Urinary catheters are usually inserted by a doctor or nurse.
They can either be inserted through the tube that carries urine out of the bladder (urethral catheter) or through a small opening made in your lower tummy (suprapubic catheter).
The catheter usually remains in the bladder, allowing urine to flow through it and into a drainage bag.
This page covers:
When they're used
Looking after your catheter
Risks and problems
When urinary catheters are used
A urinary catheter is usually used when people have difficulty urinating naturally. It can also be used to empty the bladder before or after surgery and to help perform certain tests.
Specific reasons a urinary catheter may be used include:
- to allow urine to drain if you have an obstruction in the tube that carries urine out of the bladder (urethra) – for example, because of scarring or prostate enlargement
- to allow you to urinate if you have bladder weakness or nerve damage that affects your ability to pee
- to drain your bladder during childbirth if you have an epidural anaesthetic
- to drain your bladder before, during or after some types of surgery
- to deliver medication directly into the bladder, such as during chemotherapy for bladder cancer
- as a last resort treatment for urinary incontinence when other types of treatment have been unsuccessful
Depending on the type of catheter you have and why it's being used, the catheter may be removed after a few minutes, hours or days, or it may be needed for the long term.
Types of urinary catheter
There are two main types of urinary catheter:
- intermittent catheters – these are temporarily inserted into the bladder and removed once the bladder is empty
- indwelling catheters – these remain in place for many days or weeks, and are held in position by an inflated balloon in the bladder
Many people prefer to use an indwelling catheter because it's more convenient and avoids the repeated insertions needed with intermittent catheters. However, indwelling catheters are more likely to cause problems such as infections.
Inserting either type of catheter can be uncomfortable, so anaesthetic gel is used to reduce any pain. You may also experience some discomfort while the catheter is in place, but most people with a long-term catheter get used to this over time.
Read more about the types of urinary catheter.
Looking after your catheter
If you need a long-term urinary catheter, you'll be given detailed advice about looking after it before you leave hospital.
This will include advice about getting new catheter supplies, reducing the risk of complications such as infections, spotting signs of potential problems, and when you should seek further medical advice.

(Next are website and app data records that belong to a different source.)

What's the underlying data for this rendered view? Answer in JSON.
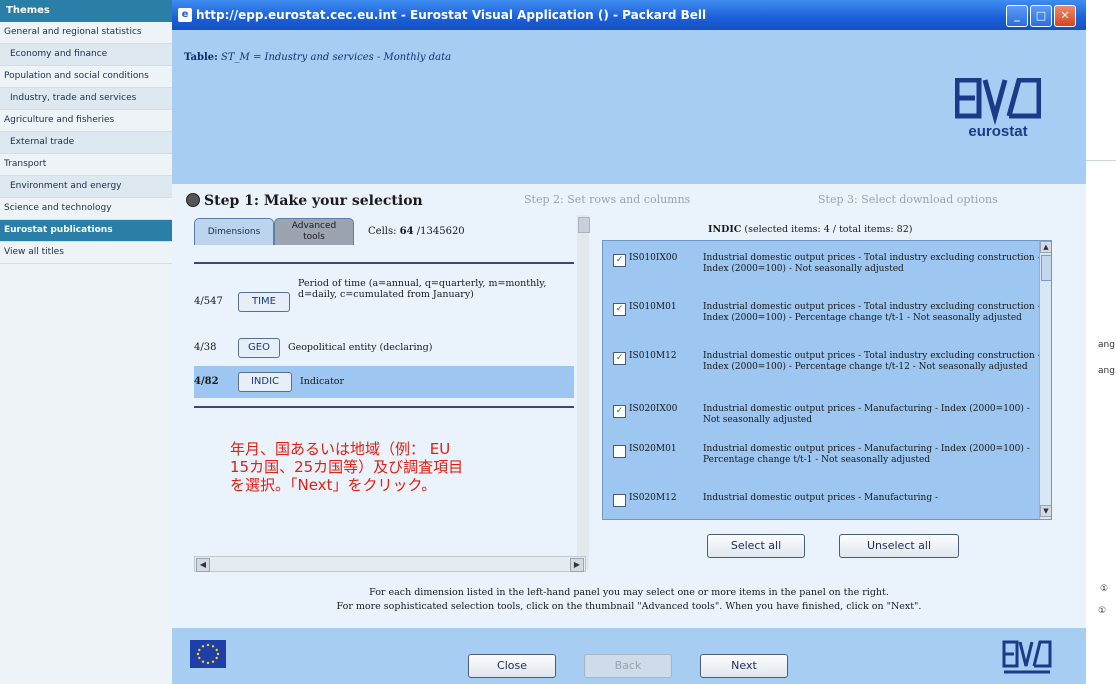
{
  "sidebar": {
    "header": "Themes",
    "items": [
      {
        "label": "General and regional statistics",
        "style": "plain"
      },
      {
        "label": "Economy and finance",
        "style": "alt"
      },
      {
        "label": "Population and social conditions",
        "style": "plain"
      },
      {
        "label": "Industry, trade and services",
        "style": "alt"
      },
      {
        "label": "Agriculture and fisheries",
        "style": "plain"
      },
      {
        "label": "External trade",
        "style": "alt"
      },
      {
        "label": "Transport",
        "style": "plain"
      },
      {
        "label": "Environment and energy",
        "style": "alt"
      },
      {
        "label": "Science and technology",
        "style": "plain"
      },
      {
        "label": "Eurostat publications",
        "style": "active"
      },
      {
        "label": "View all titles",
        "style": "plain"
      }
    ]
  },
  "background_fragments": [
    "ang",
    "ang",
    "①",
    "①"
  ],
  "window": {
    "title": "http://epp.eurostat.cec.eu.int - Eurostat Visual Application () - Packard Bell",
    "icon": "ie-page-icon",
    "controls": [
      "minimize",
      "maximize",
      "close"
    ]
  },
  "table": {
    "label": "Table:",
    "code": "ST_M",
    "description": " = Industry and services - Monthly data"
  },
  "logo": {
    "text": "eurostat",
    "color": "#1a3a8a"
  },
  "steps": {
    "step1": "Step 1: Make your selection",
    "step2": "Step 2: Set rows and columns",
    "step3": "Step 3: Select download options"
  },
  "tabs": {
    "dimensions": "Dimensions",
    "advanced_line1": "Advanced",
    "advanced_line2": "tools"
  },
  "cells": {
    "prefix": "Cells: ",
    "selected": "64",
    "total": " /1345620"
  },
  "dimensions": [
    {
      "count": "4/547",
      "code": "TIME",
      "description": "Period of time (a=annual, q=quarterly, m=monthly, d=daily, c=cumulated from January)"
    },
    {
      "count": "4/38",
      "code": "GEO",
      "description": "Geopolitical entity (declaring)"
    },
    {
      "count": "4/82",
      "code": "INDIC",
      "description": "Indicator",
      "selected": true
    }
  ],
  "japanese_note": "年月、国あるいは地域（例： EU 15カ国、25カ国等）及び調査項目を選択。「Next」をクリック。",
  "indic_panel": {
    "title": "INDIC",
    "info": " (selected items: 4 / total items: 82)",
    "items": [
      {
        "checked": true,
        "code": "IS010IX00",
        "desc": "Industrial domestic output prices - Total industry excluding construction - Index (2000=100) - Not seasonally adjusted"
      },
      {
        "checked": true,
        "code": "IS010M01",
        "desc": "Industrial domestic output prices - Total industry excluding construction - Index (2000=100) - Percentage change t/t-1 - Not seasonally adjusted"
      },
      {
        "checked": true,
        "code": "IS010M12",
        "desc": "Industrial domestic output prices - Total industry excluding construction - Index (2000=100) - Percentage change t/t-12 - Not seasonally adjusted"
      },
      {
        "checked": true,
        "code": "IS020IX00",
        "desc": "Industrial domestic output prices - Manufacturing - Index (2000=100) - Not seasonally adjusted"
      },
      {
        "checked": false,
        "code": "IS020M01",
        "desc": "Industrial domestic output prices - Manufacturing - Index (2000=100) - Percentage change t/t-1 - Not seasonally adjusted"
      },
      {
        "checked": false,
        "code": "IS020M12",
        "desc": "Industrial domestic output prices - Manufacturing -"
      }
    ],
    "select_all": "Select all",
    "unselect_all": "Unselect all"
  },
  "footer": {
    "line1": "For each dimension listed in the left-hand panel you may select one or more items in the panel on the right.",
    "line2": "For more sophisticated selection tools, click on the thumbnail \"Advanced tools\". When you have finished, click on \"Next\"."
  },
  "nav": {
    "close": "Close",
    "back": "Back",
    "next": "Next"
  }
}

You should be able to live a relatively normal life with a urinary catheter. The catheter and bag can be concealed under clothes, and you should be able to carry out most everyday activities, including working, exercising, swimming and having sex.
Read more about living with a urinary catheter.

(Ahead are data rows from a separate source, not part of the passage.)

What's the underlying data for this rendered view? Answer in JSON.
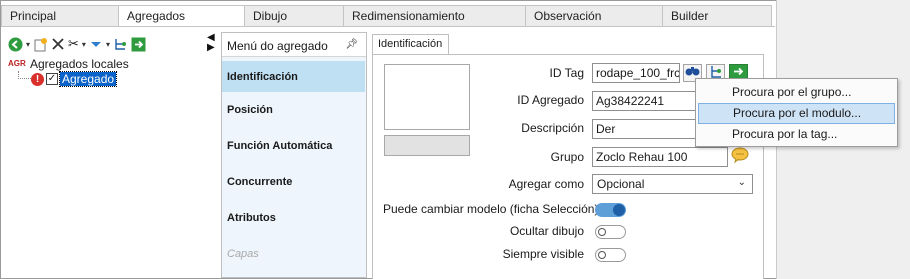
{
  "tabs": [
    "Principal",
    "Agregados",
    "Dibujo",
    "Redimensionamiento",
    "Observación",
    "Builder"
  ],
  "active_tab": "Agregados",
  "toolbar": {
    "icons": [
      "back-green-icon",
      "new-icon",
      "delete-x-icon",
      "scissors-icon",
      "down-blue-icon",
      "tree-icon",
      "export-green-icon"
    ]
  },
  "tree": {
    "root_badge": "AGR",
    "root_label": "Agregados locales",
    "child_label": "Agregado",
    "child_warning": "!"
  },
  "menu": {
    "header": "Menú do agregado",
    "items": [
      "Identificación",
      "Posición",
      "Función Automática",
      "Concurrente",
      "Atributos",
      "Capas"
    ]
  },
  "content_tab": "Identificación",
  "form": {
    "id_tag_label": "ID Tag",
    "id_tag_value": "rodape_100_frc",
    "id_agregado_label": "ID Agregado",
    "id_agregado_value": "Ag38422241",
    "descripcion_label": "Descripción",
    "descripcion_value": "Der",
    "grupo_label": "Grupo",
    "grupo_value": "Zoclo Rehau 100",
    "agregar_como_label": "Agregar como",
    "agregar_como_value": "Opcional",
    "puede_cambiar_label": "Puede cambiar modelo (ficha Selección)",
    "puede_cambiar_on": true,
    "ocultar_label": "Ocultar dibujo",
    "ocultar_on": false,
    "siempre_label": "Siempre visible",
    "siempre_on": false
  },
  "context_menu": {
    "items": [
      "Procura por el grupo...",
      "Procura por el modulo...",
      "Procura por la tag..."
    ],
    "highlighted": "Procura por el modulo..."
  }
}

Risks and potential problems
The main problems caused by urinary catheters are infections in the urethra, bladder or, less commonly, the kidneys. These types of infection are known as urinary tract infections (UTIs) and usually need to be treated with antibiotics.
You can get a UTI from either short- or long-term catheter use. However, the longer a catheter is used, the greater the risk of infection. This is why it's important that catheters are inserted correctly, maintained properly, and only used for as long as necessary.
Catheters can also sometimes lead to other problems, such as bladder spasms (similar to stomach cramps), leakages, blockages, and damage to the urethra.
Read more about the risks of urinary catheterisation.